◆ Extracted data entries:
Content starts

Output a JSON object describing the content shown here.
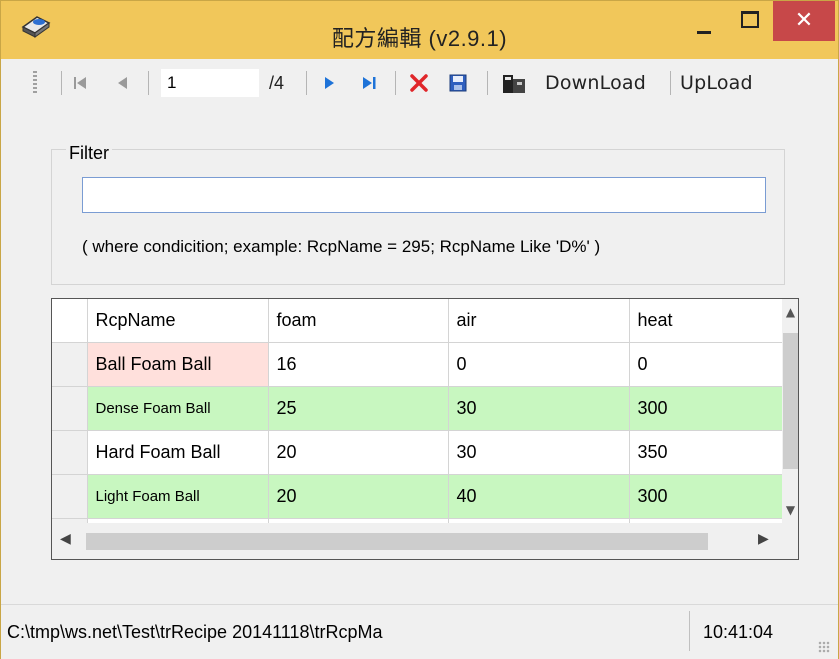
{
  "window": {
    "title": "配方編輯 (v2.9.1)",
    "close_label": "✕"
  },
  "toolbar": {
    "position_value": "1",
    "count_label": "/4",
    "download_label": "DownLoad",
    "upload_label": "UpLoad"
  },
  "filter": {
    "legend": "Filter",
    "value": "",
    "hint": "( where condicition; example: RcpName = 295;  RcpName Like 'D%' )"
  },
  "grid": {
    "columns": [
      "RcpName",
      "foam",
      "air",
      "heat"
    ],
    "rows": [
      {
        "name": "Ball Foam Ball",
        "foam": "16",
        "air": "0",
        "heat": "0"
      },
      {
        "name": "Dense Foam Ball",
        "foam": "25",
        "air": "30",
        "heat": "300"
      },
      {
        "name": "Hard Foam Ball",
        "foam": "20",
        "air": "30",
        "heat": "350"
      },
      {
        "name": "Light Foam Ball",
        "foam": "20",
        "air": "40",
        "heat": "300"
      }
    ]
  },
  "status": {
    "path": "C:\\tmp\\ws.net\\Test\\trRecipe 20141118\\trRcpMa",
    "time": "10:41:04"
  },
  "colors": {
    "titlebar": "#f1c75a",
    "close_button": "#c74849",
    "alt_row": "#c8f7c0",
    "selected_cell": "#ffe0dc"
  }
}
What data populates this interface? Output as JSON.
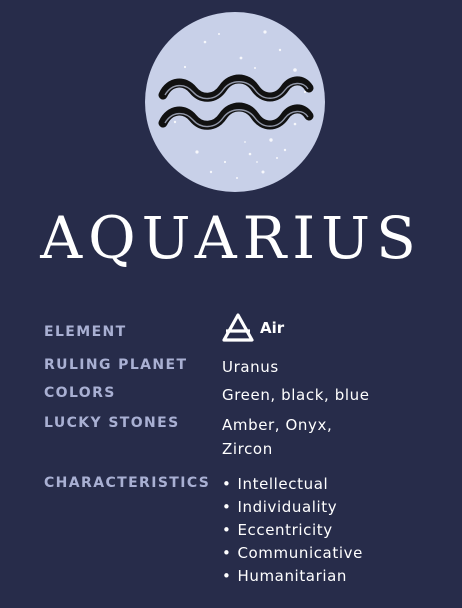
{
  "title": "AQUARIUS",
  "element": {
    "label": "ELEMENT",
    "value": "Air",
    "icon": "air-triangle-icon"
  },
  "ruling_planet": {
    "label": "RULING PLANET",
    "value": "Uranus"
  },
  "colors": {
    "label": "COLORS",
    "value": "Green, black, blue"
  },
  "lucky_stones": {
    "label": "LUCKY STONES",
    "lines": [
      "Amber, Onyx,",
      "Zircon"
    ]
  },
  "characteristics": {
    "label": "CHARACTERISTICS",
    "items": [
      "Intellectual",
      "Individuality",
      "Eccentricity",
      "Communicative",
      "Humanitarian"
    ]
  },
  "colors_theme": {
    "background": "#272c4a",
    "moon": "#c8d0e8",
    "label": "#a9b0d3",
    "text": "#ffffff"
  },
  "emblem": "aquarius-symbol-icon"
}
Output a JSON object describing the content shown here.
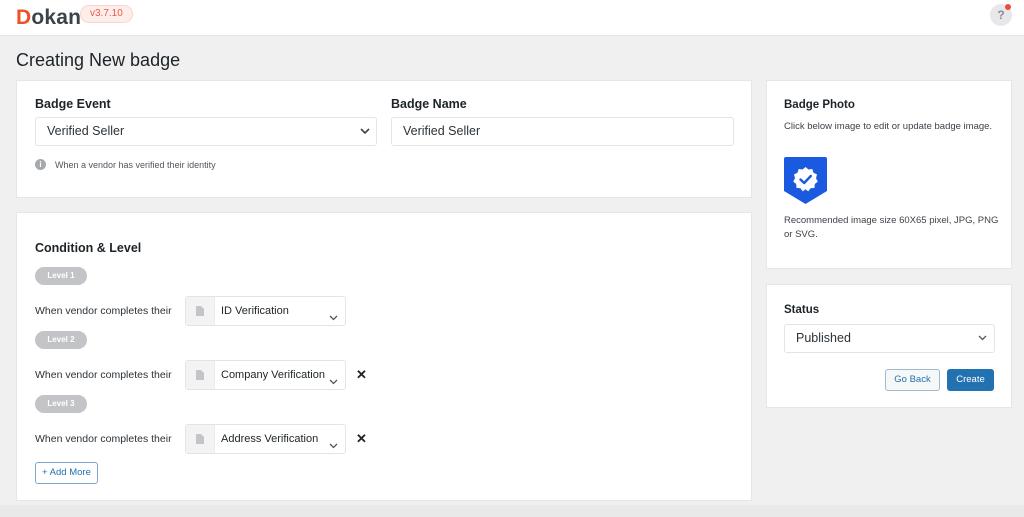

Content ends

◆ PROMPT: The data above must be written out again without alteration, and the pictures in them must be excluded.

◆ EXERCISE RESPONSE:
Output a JSON object describing the content shown here.
{
  "window": {
    "title": "配方編輯 (v2.9.1)",
    "close_label": "✕"
  },
  "toolbar": {
    "position_value": "1",
    "count_label": "/4",
    "download_label": "DownLoad",
    "upload_label": "UpLoad"
  },
  "filter": {
    "legend": "Filter",
    "value": "",
    "hint": "( where condicition; example: RcpName = 295;  RcpName Like 'D%' )"
  },
  "grid": {
    "columns": [
      "RcpName",
      "foam",
      "air",
      "heat"
    ],
    "rows": [
      {
        "name": "Ball Foam Ball",
        "foam": "16",
        "air": "0",
        "heat": "0"
      },
      {
        "name": "Dense Foam Ball",
        "foam": "25",
        "air": "30",
        "heat": "300"
      },
      {
        "name": "Hard Foam Ball",
        "foam": "20",
        "air": "30",
        "heat": "350"
      },
      {
        "name": "Light Foam Ball",
        "foam": "20",
        "air": "40",
        "heat": "300"
      }
    ]
  },
  "status": {
    "path": "C:\\tmp\\ws.net\\Test\\trRecipe 20141118\\trRcpMa",
    "time": "10:41:04"
  },
  "colors": {
    "titlebar": "#f1c75a",
    "close_button": "#c74849",
    "alt_row": "#c8f7c0",
    "selected_cell": "#ffe0dc"
  }
}
What data populates this interface? Output as JSON.
{
  "title": "AQUARIUS",
  "element": {
    "label": "ELEMENT",
    "value": "Air",
    "icon": "air-triangle-icon"
  },
  "ruling_planet": {
    "label": "RULING PLANET",
    "value": "Uranus"
  },
  "colors": {
    "label": "COLORS",
    "value": "Green, black, blue"
  },
  "lucky_stones": {
    "label": "LUCKY STONES",
    "lines": [
      "Amber, Onyx,",
      "Zircon"
    ]
  },
  "characteristics": {
    "label": "CHARACTERISTICS",
    "items": [
      "Intellectual",
      "Individuality",
      "Eccentricity",
      "Communicative",
      "Humanitarian"
    ]
  },
  "colors_theme": {
    "background": "#272c4a",
    "moon": "#c8d0e8",
    "label": "#a9b0d3",
    "text": "#ffffff"
  },
  "emblem": "aquarius-symbol-icon"
}
Output a JSON object describing the content shown here.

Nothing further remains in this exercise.